Along with the exercise and decrease in anxiety, both dogs have exhibited better overall behavior throughout the day. Obviously, they’re finding a better outlet for their pent-up energy, and I think that’s the majority of the improvement.
Benefits of Dog Walking #5: Gets the family out
One awesome benefit that I hadn’t considered until now is that it gets the family out together. My kids love our dogs, so they’re far less likely to complain about a walk. They don’t mind putting the screens down if it means getting out and exploring the world (particularly with Bruce).
Also, my son and I have gone on a few walks alone. He takes Zoey, and I handle Bruce. We’ve been able to talk about the sticky-stuff and spin-rate situation in MLB, car racing, hobbies, our future plans, and more. All while getting some exercise and enjoying the dogs.
Benefits of Dog Walking #6: Less guilt
My wife and I work from home, and our kids spent the majority of the pandemic (so far) taking classes from home. So to say that a bit of separation anxiety might’ve developed over the last 18 months might be an understatement.
Now that we’re able to get out and do things, we feel less guilty about leaving the dogs home, and they’ve responded well. Bruce still barks his head off the second we pull in the driveway, of course. But knowing that they’re going to get out and stretch their legs when we get home makes us feel less guilty about leaving them home for a few hours.
What are your thoughts and experiences? Can you think of some additional benefits that I didn’t post about? Let me know in the comments below.
It feels great to have someone hold me accountable so I don’t sit in a chair all day, even if he’s four-legged and a bit of PITA. And the exercise is clearly good for their anxiety, which is true for humans as well. All in all, walking the dogs has done a lot for our quality of life in our house and I’m on board moving forward.

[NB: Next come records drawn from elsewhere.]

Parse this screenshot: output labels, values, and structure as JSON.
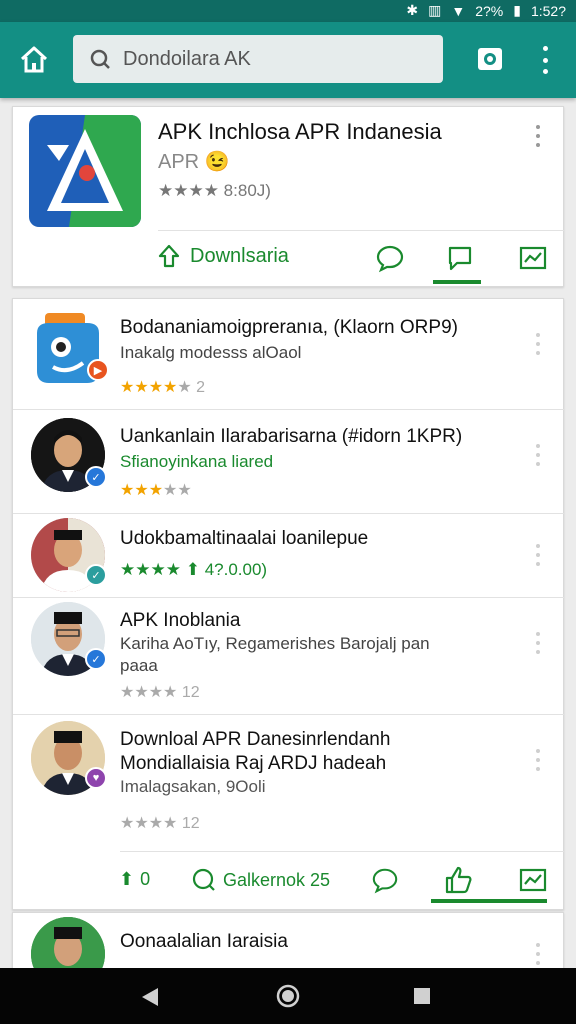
{
  "status_bar": {
    "time": "1:52?",
    "battery": "2?%"
  },
  "app_bar": {
    "search_text": "Dondoilara AK",
    "icons": [
      "home-icon",
      "search-icon",
      "camera-icon",
      "more-vert-icon"
    ]
  },
  "featured": {
    "title": "APK Inchlosa APR Indanesia",
    "subtitle": "APR 😉",
    "rating_text": "★★★★ 8:80J)",
    "download_label": "Downlsaria",
    "colors": {
      "accent": "#1a8a2e",
      "appbar": "#138f84"
    }
  },
  "results": [
    {
      "title": "Bodananiamoigpreranıa, (Klaorn ORP9)",
      "subtitle": "Inakalg modesss alOaol",
      "rating": 3.5,
      "rating_text": "2",
      "badge": "orange"
    },
    {
      "title": "Uankanlain Ilarabarisarna (#idorn 1KPR)",
      "subtitle": "Sfianoyinkana liared",
      "rating": 3,
      "rating_text": "",
      "badge": "blue"
    },
    {
      "title": "Udokbamaltinaalai loanilepue",
      "subtitle": "",
      "rating": 4,
      "rating_text": "4?.0.00)",
      "badge": "teal"
    },
    {
      "title": "APK Inoblania",
      "subtitle": "Kariha AoTıy, Regamerishes Barojalj pan",
      "subtitle2": "paaa",
      "rating": 4,
      "rating_text": "12",
      "badge": "blue"
    },
    {
      "title": "Downloal APR Danesinrlendanh",
      "title2": "Mondiallaisia Raj ARDJ hadeah",
      "subtitle": "Imalagsakan, 9Ooli",
      "rating": 3,
      "rating_text": "12",
      "badge": "purple"
    }
  ],
  "footer_actions": {
    "likes": "0",
    "comments_label": "Galkernok 25"
  },
  "partial_row": {
    "title": "Oonaalalian Iaraisia"
  }
}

If you liked this post but don’t have a dog yet, check out the Best Dogs for Men by Lifestyle.